Amanda and Michael Davis, and their babies, have overcome a myriad of birth-related complications. Their first birth was a scheduled cesarean section because of a breech position. Their second daughter, presenting in the most challenging breech position was, against all odds, safely delivered vaginally, with midwives in the hospital. Her third, a son, was delivered at home with a midwife (not pictured here). Her fourth, another daughter, was born at home last summer, also attended by midwives.

Even in the face of medical complications, we have endured. Heather Munoz birthed her premature twin boys vaginally in the hospital.

Although preterm births have occurred by unforeseen circumstances, they have not risen above 3%, compared to the national average of 11%.

Out of the 100 births in our community, 90% of mothers were accompanied by doula support in labor.

We believe our community’s statistics can stand as a sign to the world that the projected birth outcomes for American women do not have to make their way into our lives.  I believe that our birth outcomes speak of the faithfulness of God through His people who have partnered with Him to enact justice in this most important arena of human living.

“You are the light of the world. A city on a hill cannot be hidden. Neither do people light a lamp and put it under a bowl. Instead they put it on its stand, and it gives light to everyone in the house. In the same way, let your light shine before men, that they may see your good deeds and praise your Father in heaven.” Mathew 5:14-16

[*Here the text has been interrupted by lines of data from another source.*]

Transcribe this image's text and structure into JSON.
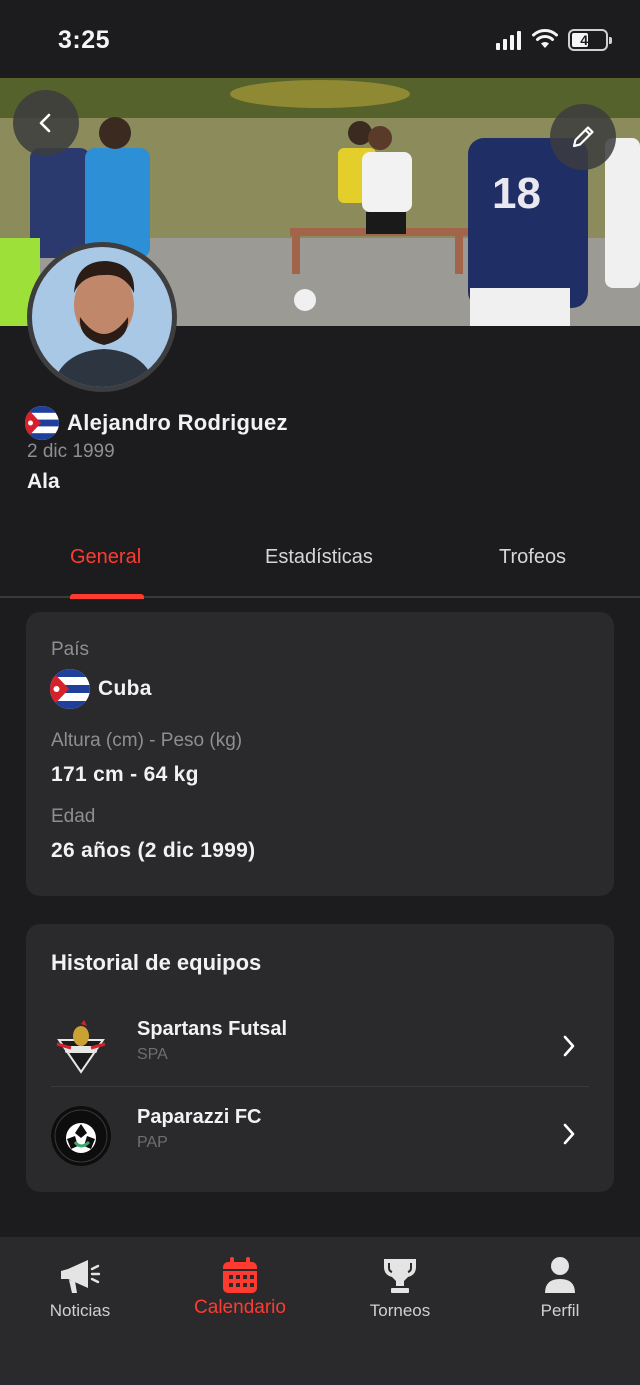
{
  "status_bar": {
    "time": "3:25",
    "battery": "42"
  },
  "profile": {
    "name": "Alejandro Rodriguez",
    "birth_date": "2 dic 1999",
    "position": "Ala"
  },
  "tabs": [
    {
      "label": "General",
      "active": true
    },
    {
      "label": "Estadísticas",
      "active": false
    },
    {
      "label": "Trofeos",
      "active": false
    }
  ],
  "general": {
    "country_label": "País",
    "country_value": "Cuba",
    "size_label": "Altura (cm) - Peso (kg)",
    "size_value": "171 cm - 64 kg",
    "age_label": "Edad",
    "age_value": "26 años (2 dic 1999)"
  },
  "teams": {
    "title": "Historial de equipos",
    "items": [
      {
        "name": "Spartans Futsal",
        "abbr": "SPA"
      },
      {
        "name": "Paparazzi FC",
        "abbr": "PAP"
      }
    ]
  },
  "bottom_nav": [
    {
      "label": "Noticias",
      "icon": "megaphone-icon",
      "active": false
    },
    {
      "label": "Calendario",
      "icon": "calendar-icon",
      "active": true
    },
    {
      "label": "Torneos",
      "icon": "trophy-icon",
      "active": false
    },
    {
      "label": "Perfil",
      "icon": "user-icon",
      "active": false
    }
  ],
  "colors": {
    "accent": "#ff3b30",
    "background": "#1c1c1e",
    "card": "#2a2a2c"
  }
}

Written by Tara Garner 

(1) The Huffington Post. TheHuffingtonPost.com, 24 Aug. 2012. Web. 10 Mar. 2014. <http://www.huffingtonpost.com/2012/08/24/maternal-mortality-rate-infographic_n_1827427.html>.

(2) "Technology in Birth: First Do No Harmby Marsden Wagner, MD." Technology in Birth: First Do No Harm. N.p., n.d. Web. 10 Mar. 2014. <http://www.midwiferytoday.com/articles/tech

(3) "Technology in Birth: First Do No Harmby Marsden Wagner, MD." Technology in Birth: First Do No Harm. N.p., n.d. Web. 10 Mar. 2014. <http://www.midwiferytoday.com/articles/tech

(4) "New Research: Doula Support Reduces Odds of Cesarean Section by 40%.”  "Choicesinchildbirths Blog. N.p., n.d. Web. 10 Mar. 2014. <http://choicesinchildbirth.wordpress.com/2013/02/22/new-research-doula-support-reduces-odds-of-cesarean-section-by-40/>.

(5) "Birthing biz booms for hospitals." Latest from Crains New York Business. N.p., n.d. Web. 10 Apr. 2014. <http://www.crainsnewyork.com/article/20140309/HEALTH_CARE/140309897/birthing-biz-booms-for-hospitals>.

(6) "New Research: Doula Support Reduces Odds of Cesarean Section by 40%.”  "Choicesinchildbirths Blog. N.p., n.d. Web. 10 Mar. 2014. <http://choicesinchildbirth.wordpress.com/2013/02/22/new-research-doula-support-reduces-odds-of-cesarean-section-by-40/>.

(7) "Technology in Birth: First Do No Harmby Marsden Wagner, MD." Technology in Birth: First Do No Harm. N.p., n.d. Web. 10 Mar. 2014. <http://www.midwiferytoday.com/articles/tech

(8) "New Research: Doula Support Reduces Odds of Cesarean Section by 40%.”  "Choicesinchildbirths Blog. N.p., n.d. Web. 10 Mar. 2014. <http://choicesinchildbirth.wordpress.com/2013/02/22/new-research-doula-support-reduces-odds-of-cesarean-section-by-40/>.

(9) "Maternal Mortality." unicef.org. N.p., n.d. Web. 12 Mar. 2014. <http://www.unicef.org/specialsession/about/sgreport-pdf/09_MaternalMortality_D7341Insert_English.pdf>.

(10) "BJA: CEACCP." Epidural analgesia in labour. N.p., n.d. Web. 10 Apr. 2014. <http://ceaccp.oxfordjournals.org/content/